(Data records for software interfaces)
● ● ● ● ● ● ●

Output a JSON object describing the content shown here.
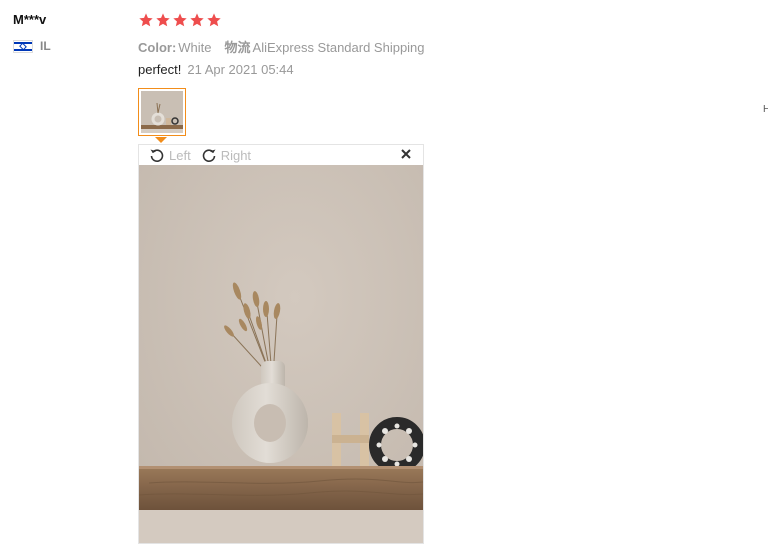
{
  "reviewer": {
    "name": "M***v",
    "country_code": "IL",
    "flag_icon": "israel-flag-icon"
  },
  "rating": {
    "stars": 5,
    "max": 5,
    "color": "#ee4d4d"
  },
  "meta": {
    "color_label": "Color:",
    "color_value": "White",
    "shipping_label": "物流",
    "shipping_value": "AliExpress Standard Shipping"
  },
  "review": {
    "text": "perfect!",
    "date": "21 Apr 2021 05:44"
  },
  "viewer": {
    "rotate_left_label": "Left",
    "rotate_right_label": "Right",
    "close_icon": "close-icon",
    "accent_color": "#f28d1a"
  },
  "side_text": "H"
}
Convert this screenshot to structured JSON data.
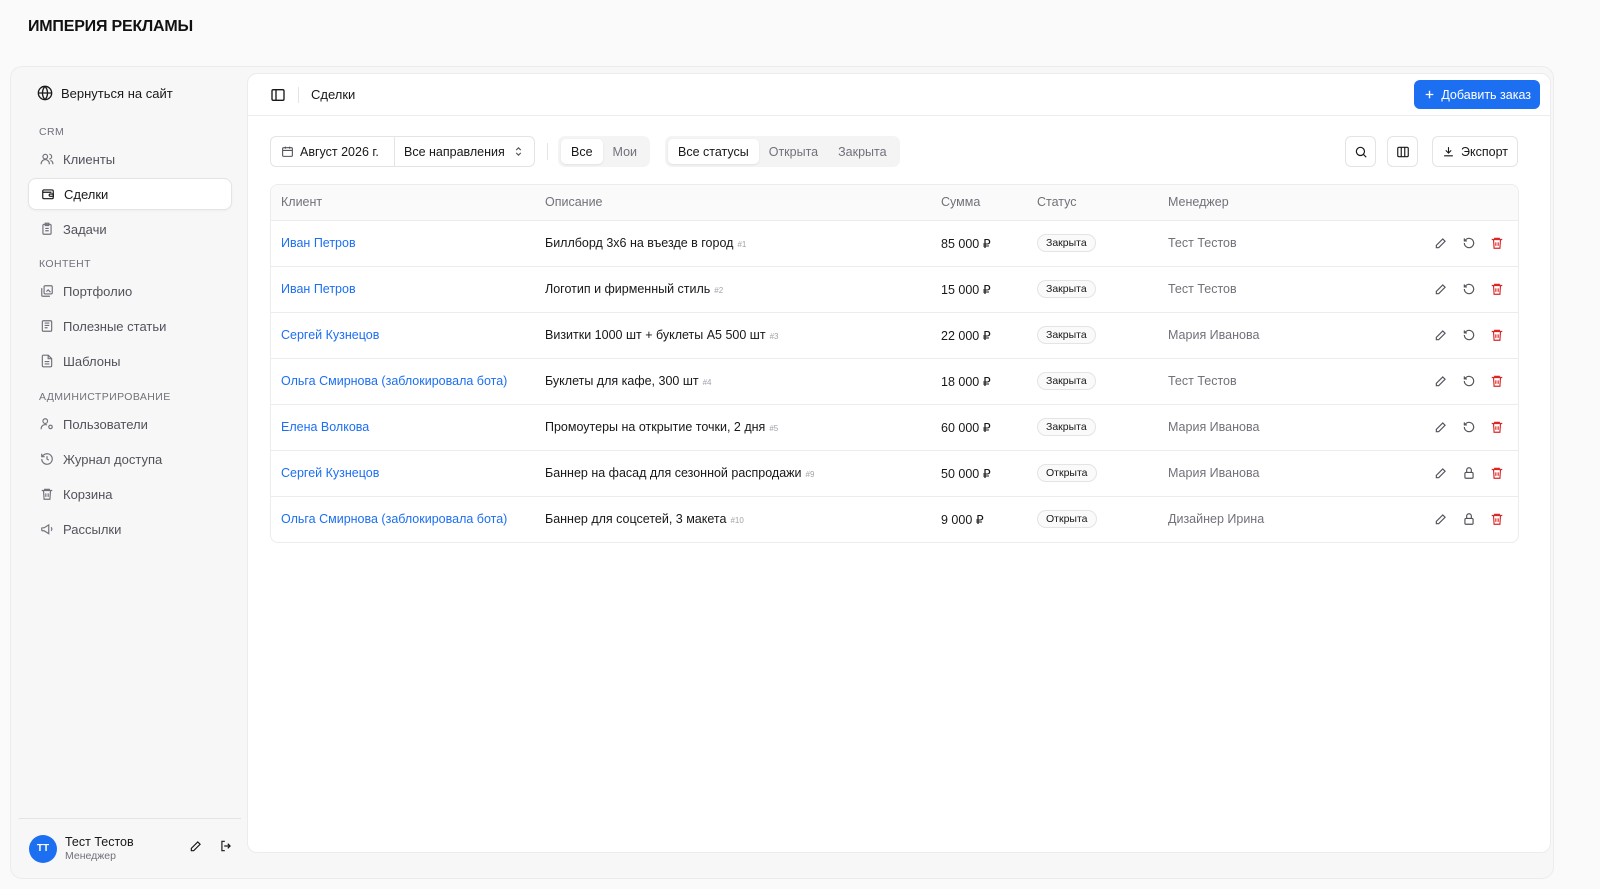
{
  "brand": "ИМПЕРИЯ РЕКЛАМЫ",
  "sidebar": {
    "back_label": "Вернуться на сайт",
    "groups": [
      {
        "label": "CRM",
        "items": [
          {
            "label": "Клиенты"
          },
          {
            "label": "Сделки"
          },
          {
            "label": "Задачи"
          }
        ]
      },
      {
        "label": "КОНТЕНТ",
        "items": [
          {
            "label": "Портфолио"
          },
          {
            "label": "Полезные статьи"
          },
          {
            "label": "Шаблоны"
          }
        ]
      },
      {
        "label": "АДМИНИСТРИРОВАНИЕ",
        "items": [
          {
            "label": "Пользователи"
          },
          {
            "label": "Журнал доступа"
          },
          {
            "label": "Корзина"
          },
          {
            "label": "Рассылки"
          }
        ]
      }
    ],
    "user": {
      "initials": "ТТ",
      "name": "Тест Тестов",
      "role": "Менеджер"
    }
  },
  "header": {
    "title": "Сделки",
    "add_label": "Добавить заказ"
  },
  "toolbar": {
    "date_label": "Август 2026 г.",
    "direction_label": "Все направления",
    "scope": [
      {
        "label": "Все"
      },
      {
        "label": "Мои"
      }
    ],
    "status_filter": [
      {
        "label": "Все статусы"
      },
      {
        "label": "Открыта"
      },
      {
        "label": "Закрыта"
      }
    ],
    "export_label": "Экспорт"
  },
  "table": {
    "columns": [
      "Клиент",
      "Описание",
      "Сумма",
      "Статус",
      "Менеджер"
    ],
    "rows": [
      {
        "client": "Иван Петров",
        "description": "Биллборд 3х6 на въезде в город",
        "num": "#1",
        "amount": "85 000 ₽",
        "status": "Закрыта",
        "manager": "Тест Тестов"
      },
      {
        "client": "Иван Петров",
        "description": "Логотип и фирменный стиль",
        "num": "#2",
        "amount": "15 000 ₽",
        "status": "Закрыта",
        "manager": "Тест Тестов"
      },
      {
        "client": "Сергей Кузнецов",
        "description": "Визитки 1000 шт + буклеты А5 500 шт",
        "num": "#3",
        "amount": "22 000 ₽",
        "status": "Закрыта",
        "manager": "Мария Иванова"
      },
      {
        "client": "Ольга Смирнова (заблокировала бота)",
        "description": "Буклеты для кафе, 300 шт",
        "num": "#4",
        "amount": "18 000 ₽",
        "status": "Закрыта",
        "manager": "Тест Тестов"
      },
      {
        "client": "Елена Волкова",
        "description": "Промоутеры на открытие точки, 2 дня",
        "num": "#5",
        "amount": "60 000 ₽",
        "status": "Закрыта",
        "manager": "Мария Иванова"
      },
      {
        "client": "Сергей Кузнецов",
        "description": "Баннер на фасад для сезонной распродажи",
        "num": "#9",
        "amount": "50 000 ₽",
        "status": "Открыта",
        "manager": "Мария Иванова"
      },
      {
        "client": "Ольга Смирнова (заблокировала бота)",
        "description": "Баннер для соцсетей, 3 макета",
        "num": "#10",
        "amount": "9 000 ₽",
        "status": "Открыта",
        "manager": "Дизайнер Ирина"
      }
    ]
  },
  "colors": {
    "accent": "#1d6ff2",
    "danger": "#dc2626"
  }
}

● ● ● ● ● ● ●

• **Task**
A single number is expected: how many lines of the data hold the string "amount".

• **Solution for this exercise**
7